[THIS WEEK] James Pallister on an exhibition documenting the construction of Zaha Hadid’s Riverside Gallery
It was good to see the painter George Shaw – whose current show at Newcastle’s Baltic was covered in this magazine by Andrew Mead earlier in the year (AJ 03.03.11) – on this year’s Turner Prize shortlist. It means you’ll have another chance to see Shaw’s enamel paintings of unloved, deteriorating wastelands and houses, or what the artist calls ‘Machines for dying in’. The Turner Prize show will be at Newcastle’s Baltic Gallery from 21 October 2011 until 8 January 2012.
Along with the Stirling Prize, which this year is hosted in Rotherham, it’s a welcome, albeit all too rare instance of the cultural booty of big ticket prizes being shared out a little further than the M25. A cynic might write this distribution down as a pre-2012 Olympics emollient, but it’s still a welcome one.
Now open until August in Glasgow’s Kelvingrove Gallery is Patricia Cain’s ‘Drawing (on) Riverside’. It’s the completed work of a project she discussed with architect and skilled draughtsman Alan Dunlop on these pages (AJ 21.10.11) last year. There are more than 100 pieces in the show, among them the 3m-high paintings of structural steelwork. There is also a 6.5 x 2.5m sculpture, constructed with Ann Nisbet of Dualchas Building Design. For Cain, this is the centrepiece. She and Nisbet used materials – a wooden structure plated in zinc – and methods commonly used in shipbuilding.
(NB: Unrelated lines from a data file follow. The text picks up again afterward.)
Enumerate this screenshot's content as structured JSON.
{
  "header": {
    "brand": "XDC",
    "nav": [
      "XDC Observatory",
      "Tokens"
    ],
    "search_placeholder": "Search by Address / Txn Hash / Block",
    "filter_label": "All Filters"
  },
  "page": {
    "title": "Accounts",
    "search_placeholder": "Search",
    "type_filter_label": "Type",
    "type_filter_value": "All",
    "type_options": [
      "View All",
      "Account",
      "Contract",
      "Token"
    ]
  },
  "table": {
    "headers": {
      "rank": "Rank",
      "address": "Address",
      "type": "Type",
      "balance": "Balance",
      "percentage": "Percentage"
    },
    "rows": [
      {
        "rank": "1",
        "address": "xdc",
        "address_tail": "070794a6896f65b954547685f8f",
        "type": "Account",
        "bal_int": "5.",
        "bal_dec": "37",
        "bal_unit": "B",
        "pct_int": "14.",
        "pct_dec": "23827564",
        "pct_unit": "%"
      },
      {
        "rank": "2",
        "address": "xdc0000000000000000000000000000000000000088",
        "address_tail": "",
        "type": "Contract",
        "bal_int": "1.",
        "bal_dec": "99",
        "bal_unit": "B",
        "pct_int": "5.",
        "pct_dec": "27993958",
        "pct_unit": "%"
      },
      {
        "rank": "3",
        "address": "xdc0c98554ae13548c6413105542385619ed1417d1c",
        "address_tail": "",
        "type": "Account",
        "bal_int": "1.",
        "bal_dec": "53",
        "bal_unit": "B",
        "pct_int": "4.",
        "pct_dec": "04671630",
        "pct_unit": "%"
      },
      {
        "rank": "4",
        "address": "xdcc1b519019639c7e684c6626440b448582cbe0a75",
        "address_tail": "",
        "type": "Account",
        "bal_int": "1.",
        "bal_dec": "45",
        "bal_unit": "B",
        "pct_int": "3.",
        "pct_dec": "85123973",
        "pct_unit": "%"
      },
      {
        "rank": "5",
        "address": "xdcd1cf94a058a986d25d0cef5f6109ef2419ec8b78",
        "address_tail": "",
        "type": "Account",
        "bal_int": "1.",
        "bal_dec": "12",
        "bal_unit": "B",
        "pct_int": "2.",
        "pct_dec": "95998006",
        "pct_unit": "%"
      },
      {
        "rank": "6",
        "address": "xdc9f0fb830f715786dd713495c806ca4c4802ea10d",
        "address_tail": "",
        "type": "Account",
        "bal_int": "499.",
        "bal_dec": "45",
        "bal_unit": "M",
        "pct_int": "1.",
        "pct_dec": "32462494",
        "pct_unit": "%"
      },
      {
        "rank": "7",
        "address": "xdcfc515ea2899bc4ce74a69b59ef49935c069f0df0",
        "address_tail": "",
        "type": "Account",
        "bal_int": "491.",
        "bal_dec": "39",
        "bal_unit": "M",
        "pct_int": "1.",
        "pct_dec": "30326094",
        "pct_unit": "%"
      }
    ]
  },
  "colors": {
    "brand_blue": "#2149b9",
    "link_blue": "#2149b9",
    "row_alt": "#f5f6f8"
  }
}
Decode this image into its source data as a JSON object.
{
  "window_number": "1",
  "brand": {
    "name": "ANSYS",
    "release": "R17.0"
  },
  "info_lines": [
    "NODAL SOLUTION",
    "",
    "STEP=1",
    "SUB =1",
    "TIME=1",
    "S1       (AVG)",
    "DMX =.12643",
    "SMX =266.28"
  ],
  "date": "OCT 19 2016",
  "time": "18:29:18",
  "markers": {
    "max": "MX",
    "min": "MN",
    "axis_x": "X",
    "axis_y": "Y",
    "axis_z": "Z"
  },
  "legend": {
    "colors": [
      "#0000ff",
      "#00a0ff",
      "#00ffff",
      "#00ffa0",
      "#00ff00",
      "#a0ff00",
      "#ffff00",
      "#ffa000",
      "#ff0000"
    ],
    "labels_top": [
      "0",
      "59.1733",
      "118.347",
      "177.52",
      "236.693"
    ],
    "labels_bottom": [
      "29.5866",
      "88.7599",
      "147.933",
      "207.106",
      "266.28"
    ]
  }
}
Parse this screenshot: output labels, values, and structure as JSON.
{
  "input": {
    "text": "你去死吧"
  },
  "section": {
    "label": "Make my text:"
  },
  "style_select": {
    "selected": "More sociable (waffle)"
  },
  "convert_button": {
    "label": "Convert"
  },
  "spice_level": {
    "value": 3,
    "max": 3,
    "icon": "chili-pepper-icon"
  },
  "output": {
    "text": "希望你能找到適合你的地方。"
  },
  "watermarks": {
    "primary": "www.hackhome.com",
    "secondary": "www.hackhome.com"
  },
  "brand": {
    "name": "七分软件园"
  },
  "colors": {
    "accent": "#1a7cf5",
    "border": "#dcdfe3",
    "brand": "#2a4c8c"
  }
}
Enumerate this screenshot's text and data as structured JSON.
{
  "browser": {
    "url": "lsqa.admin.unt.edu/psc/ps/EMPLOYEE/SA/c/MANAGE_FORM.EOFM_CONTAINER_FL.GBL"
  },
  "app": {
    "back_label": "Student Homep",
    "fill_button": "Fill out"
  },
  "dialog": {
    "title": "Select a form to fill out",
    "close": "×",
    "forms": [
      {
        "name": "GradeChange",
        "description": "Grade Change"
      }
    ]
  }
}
The result, Cain hopes, is an ‘artwork which shows the collaborative and creative processes which happen in making architecture’.
The complex geometries of Zaha’s Riverside Gallery, with its column-less structure, are now hidden, but remain, meticulously documented, in Cain’s paintings.
For other, filmic, examples of documentary of transition, look up Peter Lesson’s snapshot of change in Liverpool’s Scotland Road, Us and Them.
Patricia Cain’s ‘Drawing (on) Riverside’, Kelvingrove Art Gallery and Museum, until 14 August 2011